When Carpinteria gallery owner Frances Puccinelli last had a group show of "outsiders" art a year ago, she was an avid fan and collector--as well as a player in the growing network that studies, collects and discovers these artists. Outsider refers both to the naive quality of the artists' work as well as to their literal status, working in backwoods areas outside the established art-world centers and mind-sets.
Puccinelli's current second annual Outsiders Show is bigger and better, and more of a personal statement. Last spring, she embarked on a trip to the South, where many of the stars in the outsider world live and work. In large part, hers was a professional trek in search of work to hang on her gallery walls.
Many of the artists, including the notorious Howard Finster, are well-known in the field of outsider art. Most of them are included in Charles and Jan Rosenak's fascinating "Encyclopedia of Twentieth-Century Folk Art and Artists," as definitive a volume as there is on this elusive and ever-changing subject.
But Puccinelli's trip was also a pilgrimage to the heart of "the outside," tracing the art to its geographical roots. "Many of these artists are getting old, and I thought that I better go see them while I can," Puccinelli said, standing in her multi-room gallery last week.
And so she did.
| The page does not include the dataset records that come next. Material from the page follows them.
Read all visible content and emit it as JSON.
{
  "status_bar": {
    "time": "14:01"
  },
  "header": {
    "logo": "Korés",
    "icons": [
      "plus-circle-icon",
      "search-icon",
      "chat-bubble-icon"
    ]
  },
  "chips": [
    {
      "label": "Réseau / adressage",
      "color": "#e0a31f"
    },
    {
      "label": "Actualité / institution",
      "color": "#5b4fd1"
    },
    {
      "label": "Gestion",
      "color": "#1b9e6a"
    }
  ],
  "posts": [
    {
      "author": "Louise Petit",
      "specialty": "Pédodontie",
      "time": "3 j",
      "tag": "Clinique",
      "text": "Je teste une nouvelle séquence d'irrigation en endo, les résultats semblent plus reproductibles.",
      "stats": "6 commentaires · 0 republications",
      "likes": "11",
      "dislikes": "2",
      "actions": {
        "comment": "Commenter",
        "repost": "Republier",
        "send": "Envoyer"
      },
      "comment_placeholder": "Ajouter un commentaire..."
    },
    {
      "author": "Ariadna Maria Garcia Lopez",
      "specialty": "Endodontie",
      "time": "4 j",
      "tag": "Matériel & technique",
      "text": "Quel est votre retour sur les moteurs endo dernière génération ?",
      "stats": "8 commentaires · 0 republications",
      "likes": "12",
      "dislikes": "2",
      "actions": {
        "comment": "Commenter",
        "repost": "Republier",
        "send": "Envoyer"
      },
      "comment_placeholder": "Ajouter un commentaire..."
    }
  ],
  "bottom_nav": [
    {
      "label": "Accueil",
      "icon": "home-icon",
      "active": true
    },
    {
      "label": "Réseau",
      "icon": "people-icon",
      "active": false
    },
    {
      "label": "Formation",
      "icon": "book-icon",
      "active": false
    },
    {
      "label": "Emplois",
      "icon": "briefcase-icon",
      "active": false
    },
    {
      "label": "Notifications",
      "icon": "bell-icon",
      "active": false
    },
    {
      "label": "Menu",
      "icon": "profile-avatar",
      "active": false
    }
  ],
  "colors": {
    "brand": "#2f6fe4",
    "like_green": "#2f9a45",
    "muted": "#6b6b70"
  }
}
Eighty-year-old Alabama artist Jimmie Lee Sudduth, who works with pigments and mud, rendered a "Portrait of Frances Puccinelli," which hangs on staircase wall leading up to the gallery and initiates the visitor to the ingenious charm to come.
As a glimpse into the world of unadulterated American folk art, the show is highly enjoyable and enlightening. It's also a fitting celebration of Puccinelli's first year in operation in her well-lit, second-story perch in downtown Carpinteria. During that time, provocative exhibitions have made her gallery one of the most reliably "fine" art spaces in the area.
Puccinelli's tastes veer toward folk art-like expression from the area or, in this case, beyond. As Puccinelli said: "There's something very authentic about this art and nothing pretentious. It's straight from the gut. I've had artists come here to look, and they love the stuff.
"They especially like these," she said, pointing to the innocent paintings of Ruben A. Miller, whose childlike images are the simplest and most elemental in the gallery. "I've heard them say things like, 'I wish I could get back to that state in my work, that rawness.' "
That rawness amounts to a gallery full of disarmingly simple pleasures. Among the three-dimensional art, there are several elaborately sequined voodoo flags from Haiti. In the back room are several aptly named "ugly jugs," a ceramic tradition dating back to times of slavery.
James (Son) Thomas from Yazoo, Miss., has been many things in his life, including a gravedigger, a sculptor (his pieces here include small wooden images of open caskets) and one of the last of the Delta blues guitar players. Retired teacher and principal Fred Webster whittles up figures from biblical scenes . . . or Little Bo Peep.
Most, but not all, of the art here hails from the South. Two artists are from that nether world just over the mountains in the Santa Ynez Valley.
The late Andrew (Old Man) Block was a Danish emigrant in Solvang. A blacksmith by trade, he depicted early Santa Ynez Valley life on cardboard, sometimes painting on both sides (in which case, the collector gets two for the price of one). "Old Man Block's Denmark" is an idyllic vision of Solvang, the village that has since become kitsch central.
While putting the show together, Puccinelli discovered the shy John Morgan in Santa Ynez and brought him out of the woodwork, so to speak. Like many of the outsiders--and like Ralph Auf der Heide of Goleta, who had an impressive show at the Frances Puccinelli Gallery last month-- Morgan began painting after his retirement. Morgan's paintings, glossy paint on carved wood surfaces, are ornate abstractions that look like ritualistic emblems.
Religious fervor is often a motivation for these artists, as epitomized by the meteoric career of the Rev. Howard Finster, whose work commands respect in many cultural quarters. His work appears in the fine-art world and on album covers of the Talking Heads and R.E.M. At the Frances Puccinelli Gallery, one wall is devoted to recent works by Finster, a furiously prolific folk artist who uses his newfound fame to spread the Gospels and his doomsday prophecy as he sees fit.
Here, Finster has painted scenes and scrawled cryptic messages on panels in the shape of Coke bottles and figures of Elvis Presley, Henry Ford and Finster "with the weight of the world on his shoulders." Otherworldly though his work seems, the headlines--references to the Gulf War, for instance-- always creep into the paintings. There is also a splashily colored Finster telephone. Be the first on your block.